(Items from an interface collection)

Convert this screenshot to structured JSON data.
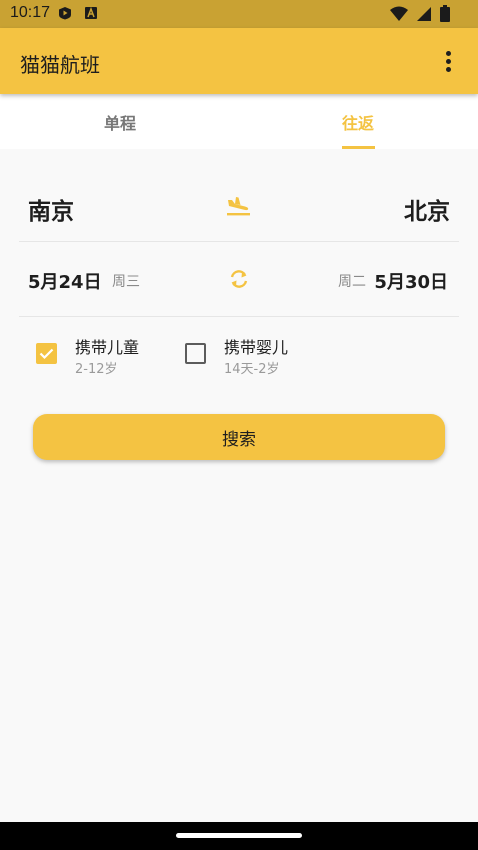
{
  "status_bar": {
    "time": "10:17",
    "left_icons": [
      "media-play-icon",
      "a-notification-icon"
    ],
    "right_icons": [
      "wifi-icon",
      "signal-icon",
      "battery-icon"
    ]
  },
  "app_bar": {
    "title": "猫猫航班",
    "menu_icon": "more-vert-icon"
  },
  "tabs": [
    {
      "label": "单程",
      "selected": false
    },
    {
      "label": "往返",
      "selected": true
    }
  ],
  "route": {
    "from_city": "南京",
    "to_city": "北京",
    "icon": "flight-land-icon"
  },
  "dates": {
    "depart_date": "5月24日",
    "depart_weekday": "周三",
    "return_date": "5月30日",
    "return_weekday": "周二",
    "icon": "swap-icon"
  },
  "options": [
    {
      "label": "携带儿童",
      "sublabel": "2-12岁",
      "checked": true
    },
    {
      "label": "携带婴儿",
      "sublabel": "14天-2岁",
      "checked": false
    }
  ],
  "search_button": {
    "label": "搜索"
  },
  "colors": {
    "accent": "#f4c342",
    "status_bar": "#c9a233",
    "background": "#f9f9f9",
    "text_primary": "#1e1e1e",
    "text_secondary": "#8a8a8a"
  }
}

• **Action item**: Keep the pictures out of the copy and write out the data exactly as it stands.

• **Solved exercise**:
Convert this screenshot to structured JSON data.
{
  "status_bar": {
    "time": "10:17",
    "left_icons": [
      "media-play-icon",
      "a-notification-icon"
    ],
    "right_icons": [
      "wifi-icon",
      "signal-icon",
      "battery-icon"
    ]
  },
  "app_bar": {
    "title": "猫猫航班",
    "menu_icon": "more-vert-icon"
  },
  "tabs": [
    {
      "label": "单程",
      "selected": false
    },
    {
      "label": "往返",
      "selected": true
    }
  ],
  "route": {
    "from_city": "南京",
    "to_city": "北京",
    "icon": "flight-land-icon"
  },
  "dates": {
    "depart_date": "5月24日",
    "depart_weekday": "周三",
    "return_date": "5月30日",
    "return_weekday": "周二",
    "icon": "swap-icon"
  },
  "options": [
    {
      "label": "携带儿童",
      "sublabel": "2-12岁",
      "checked": true
    },
    {
      "label": "携带婴儿",
      "sublabel": "14天-2岁",
      "checked": false
    }
  ],
  "search_button": {
    "label": "搜索"
  },
  "colors": {
    "accent": "#f4c342",
    "status_bar": "#c9a233",
    "background": "#f9f9f9",
    "text_primary": "#1e1e1e",
    "text_secondary": "#8a8a8a"
  }
}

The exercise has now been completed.